Since arriving seven weeks ago, I have been warmly welcomed into the Ministry of Public Works community (MPW) – receiving numerous invitations for both work-related projects and leisure activities. Life apart from the Ministry has been pleasant, as well. Regular conversation with neighbors and other expats have enabled me to develop a better understanding of the unique Liberian context. One goal that remains, though, is getting to know the country outside of Monrovia.
Sharing a large bowl of dry rice with coworkers.
Last weekend I came to the realization that if I was to visit the beaches up north, I would have to go immediately, before the rainy season picked up and the sun was stolen away. In terms of weather, my friends and I struck gold: skies were clear, the heat was tolerable and wind was low. In terms of travel logistics, though, we were not so lucky. Vehicle trouble minutes before our departure presaged our journey ahead –and by the end of the trip, our vehicle had broken down twice. The trip was riddled with challenges, but by the end of the day we made it to beach and back –and had an [interestingly] incredible time.
In retrospect, I cannot help but to draw parallels between this adventure and the work I am doing with the MPW.
My main job involves guiding a Ministry bureau in developing a strategy and work plan for the next 18 months (the remaining time of the current administration). Bureau leadership recently changed (due to ongoing Ministry reform), and with both an enthusiastic/methodical bureau director at the helm and increasing political demand for infrastructural improvements, there is currently sufficient leadership, will and pressure to mobilize bureau efforts. With these key components already in place upon my arrival in June, my MPW colleagues and I sought to plot out a road map for strategy development.
Within days, however, we came to a crucial discovery and first major setback: the bureau lacked a framework mapping out operational roles and responsibilities. Our plan for strategic development would need to be beefed up into a deep bureau reform, starting with a functional framework.
Over the next month, my Ministry colleagues and I made great strides to develop a framework. Through numerous key informant meetings, staff interviews, surveys and ongoing discussion with the bureau minister, the bureau developed a framework that (1) clarified linkages between the bureau mission statement and operational objectives, (2) ironed out essential operations and relationships internal (and in some instances, external) to the bureau and (3) achieved endorsement from nearly all parties involved.
Our makeshift Gantt chart used for a work planning session.
Now, for the key realization…
Early on, it was agreed that the reform process would take the following course:

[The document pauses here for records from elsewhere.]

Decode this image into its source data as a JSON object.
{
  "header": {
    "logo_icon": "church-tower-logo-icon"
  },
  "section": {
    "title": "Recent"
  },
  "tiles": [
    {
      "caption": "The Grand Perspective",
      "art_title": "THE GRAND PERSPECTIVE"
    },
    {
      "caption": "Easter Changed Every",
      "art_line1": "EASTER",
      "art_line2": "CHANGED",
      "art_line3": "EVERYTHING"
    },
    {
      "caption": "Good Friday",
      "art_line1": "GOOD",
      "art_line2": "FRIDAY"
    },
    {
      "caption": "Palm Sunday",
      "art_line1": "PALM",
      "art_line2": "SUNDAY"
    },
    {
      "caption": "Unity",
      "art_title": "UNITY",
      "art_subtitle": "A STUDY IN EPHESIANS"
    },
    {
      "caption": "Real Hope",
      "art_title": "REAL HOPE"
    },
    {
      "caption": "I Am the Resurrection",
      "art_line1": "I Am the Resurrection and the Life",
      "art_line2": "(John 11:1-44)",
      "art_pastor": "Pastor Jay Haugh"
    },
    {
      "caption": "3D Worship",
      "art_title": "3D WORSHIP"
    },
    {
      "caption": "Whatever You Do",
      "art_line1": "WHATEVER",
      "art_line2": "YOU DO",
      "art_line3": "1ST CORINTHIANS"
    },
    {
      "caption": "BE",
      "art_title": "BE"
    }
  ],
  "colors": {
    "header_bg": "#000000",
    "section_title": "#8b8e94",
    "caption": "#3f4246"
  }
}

Upon framework finalization, the bureau would conduct a gap analysis, utilizing the framework as the standard against which current operations would be compared. The gap analysis would enable the bureau to identify key operations requiring strengthening and, in some cases, total reconstruction. In light of these findings, a capacity assessment would be conducted to identify areas of relevant expertise… (And the plan goes on.)
In theory (in the realm of sunny skies, pleasant temperatures, etc.), this process seemed well thought out and executable; however, now that the bureau is a month into this reform, it is becoming increasingly evident to me that the process will be challenged. (Improvement at this level is never easy.) Although this realization may seem quite obvious, being part this reform offers me a front row seat to analyze specific obstacles impeding progress; they include:
- Schedules and Timelines. Scheduling is a constant struggle. When decision making power is localized in the highest tiers of the bureaucratic structure, it is difficult to confirm plans with certainty, and so sometimes decisions are made at the most senior level before staff has finalized its analysis and made recommendations to the minister. Scheduling is also a major constraint imposed by external parties supporting reform processes (for the bureau, external parties include me and two donor agencies). Donors/partners have their own agendas and windows for collaboration and coordination may close fast.
- An Increasingly Intensive Plan. The effort needed to jumpstart and maintain reform processes is greater than initially anticipated, and thus, requires additional commitment from the bureau. This rings truest for the bureau director, who as leader, will need to (1) devote the most time to the process, (2) become a firm decision maker (a new role for her) and (3) steer the reform through a convoluted and sometimes unpredictable bureaucratic atmosphere.
- Low Resource and Capacity. What is in the bureau’s power to improve and what is not? Sometimes institutions become accustomed to blaming operational weaknesses on a lack of resource and capacity (which in reality are very legitimate/salient obstacles), and this makes it difficult to shift attention to less popular/more controllable areas for reform, such as coordination and communication.
In light of the obstacles lining the bureau’s path to reform, it is important not to forget the larger picture, which is, with a strong leader and increased attention/ renewed motivation in the bureau, the window is open for reform processes to take off. Reform is a long term process; however, there is a beginning to everything –and the MPW is taking major steps to launch this process.
In conclusion, although the logistics surrounding my trip greatly deviated from initial plans, by Sunday afternoon, I had made it to the beach and back. Hopefully my contributions will support the bureau in also reaching a successful outcome.
Fishers along the coast in Robertsport, Liberia.